Encouragingly, there was clear evidence across the board of the determination to keep moving towards sustainable transport policies. Great news for a sector already ahead of the game in terms of making the transition away from diesel and petrol vehicles.


Wessex Fleet is helping universities and colleges to make the leap to electric without any risk, offering short term electric rentals from just £14.99 a day. That means organisations can test and trial electric vehicles (cars, vans and minibuses) to assess what works best within their fleet without making a financial commitment. Find out more below.

Charging Towards Clean Air Campuses

It’s long been proven that internal combustion engines (ICEs) – those powered by diesel or petrol – are a major source of pollution and it seems that universities are taking seriously their responsibilities to reduce emissions on their campuses. The introduction of electric vehicles means cleaner air on site and less noise too. 

Some universities, like Bath, Nottingham and Warwick, offer free electric vehicle charging on their campuses, with facilities shared by fleet vehicle users, students and staff. Others, like Dundee, require an annual membership payment from users and operate separate charge points for their own fleet vehicles. Some have also adopted other approaches. Oxford University, for example, has used measures to try to limit the number of student cars in the city, and others encourage alternative means of transport like park and ride schemes. 

Forces at Work

Perhaps we shouldn’t be surprised that universities are leading the field in terms of their commitment to developing more sustainable fleets. Innovation abounds in universities. They have an active, motivated and environmentally aware student population and they have long been identified as early innovators. But that said, diesel cars still dominate the fleet lists of the UK’s top educational establishments. So, although the shift has started and uptake of electric vehicles (we’re talking cars, vans and minibuses here) is increasing, there’s still a long way to go. 

With a cut off date of 2030 for the sale of new ICE vehicles, universities are wise to start transitioning to electric fleets now, while there’s time to test and trial what works best in their fleets.

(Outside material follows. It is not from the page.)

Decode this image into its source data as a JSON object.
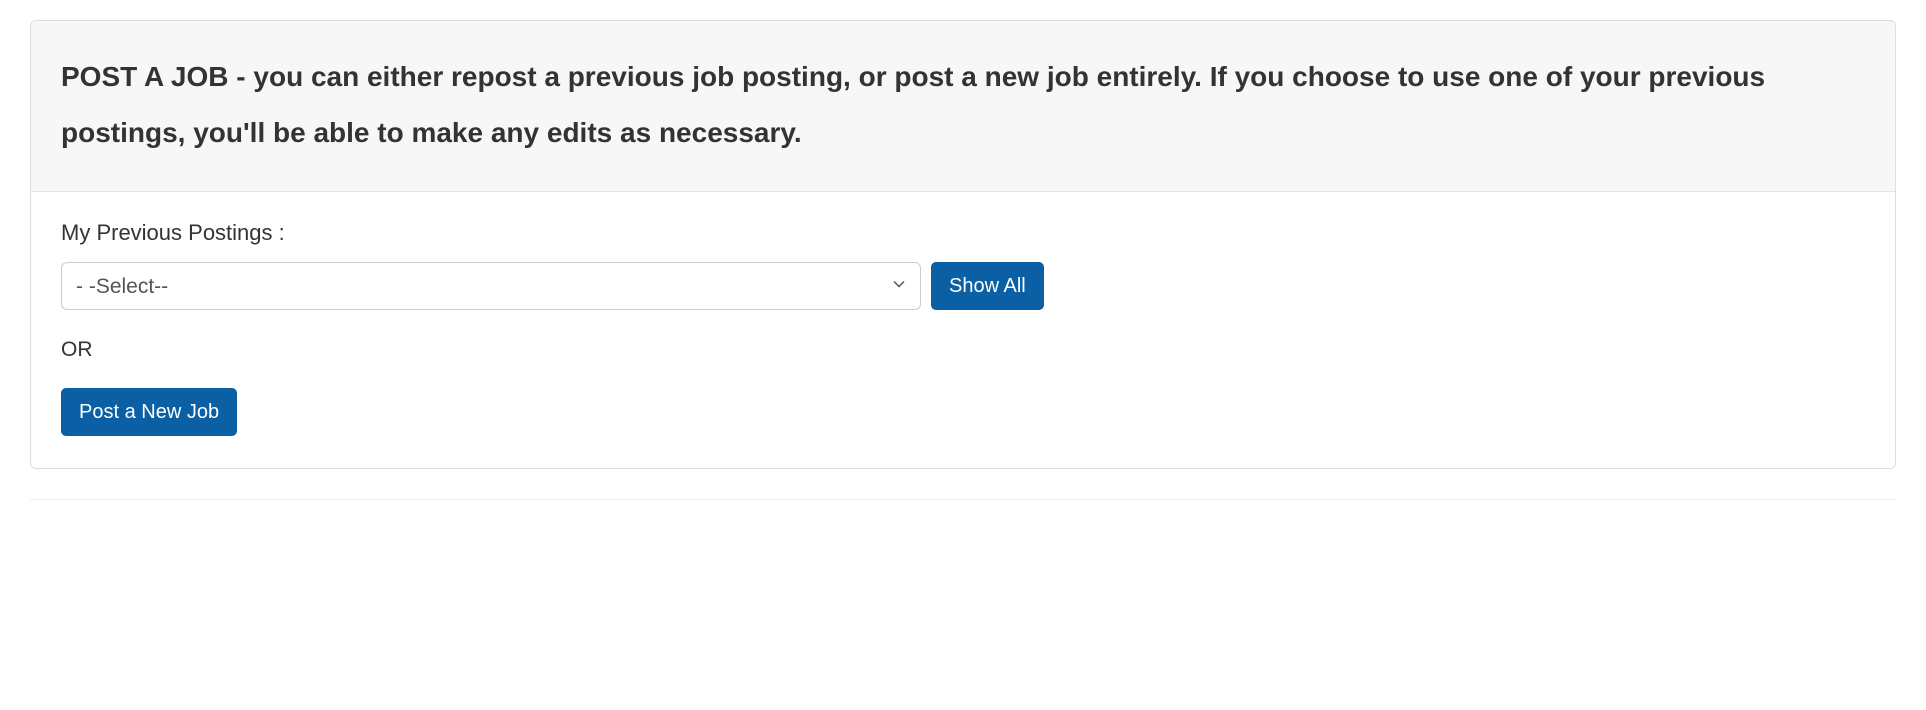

Figuring out what brings the greatest benefit for their university’s unique set of circumstances is time well spent in the long run. 

Challenges of Transitioning the Fleet

It’s sometimes challenging to judge the right time to transition from a diesel or petrol vehicle to a more sustainable choice, especially when technology is moving fast, new models are beginning to flood the market, and battery capability is increasing year-on-year. After all, a vehicle is a significant commitment, and budgets in the education sector are tight. Universities are wise to start making the leap now, ahead of the 2030 cut off date. Making a gradual transition buys the time to test and trial different models, assessing their suitability and establishing the right balance of vehicles. The aim is to build a fleet that is both practical and fully sustainable, supported by a charging infrastructure able to meet demand.

Opportunities to Test and Trial

Wessex Fleet is unusual amongst fleet management companies in offering the opportunity to rent an electric vehicle - be it a car, van or minibus - on a short-term trial rental basis. If it doesn’t make the grade in the fleet, it can be swapped for another model. It if fits the bill, there’s the option to bring it on board through a competitive lease plan (or an extension of the rental agreement).

Electric vehicles can be rented for periods as short as 30 days and prices start at just £14.99 per day. Rentals are supported by a full fleet management package (just as a lease is), including breakdown and accident assistance. Vehicles can often be delivered in just a few hours.

To find out more, click here, or call 01722 322 888 and speak to our team of fleet rental experts.  


*FOI request was submitted and results were analysed (March-May 2021) by car dealership group, Group1 Automotive. In total 132 were asked for information, with 99 responding and 33 refusing to provide an answer or not responding in time.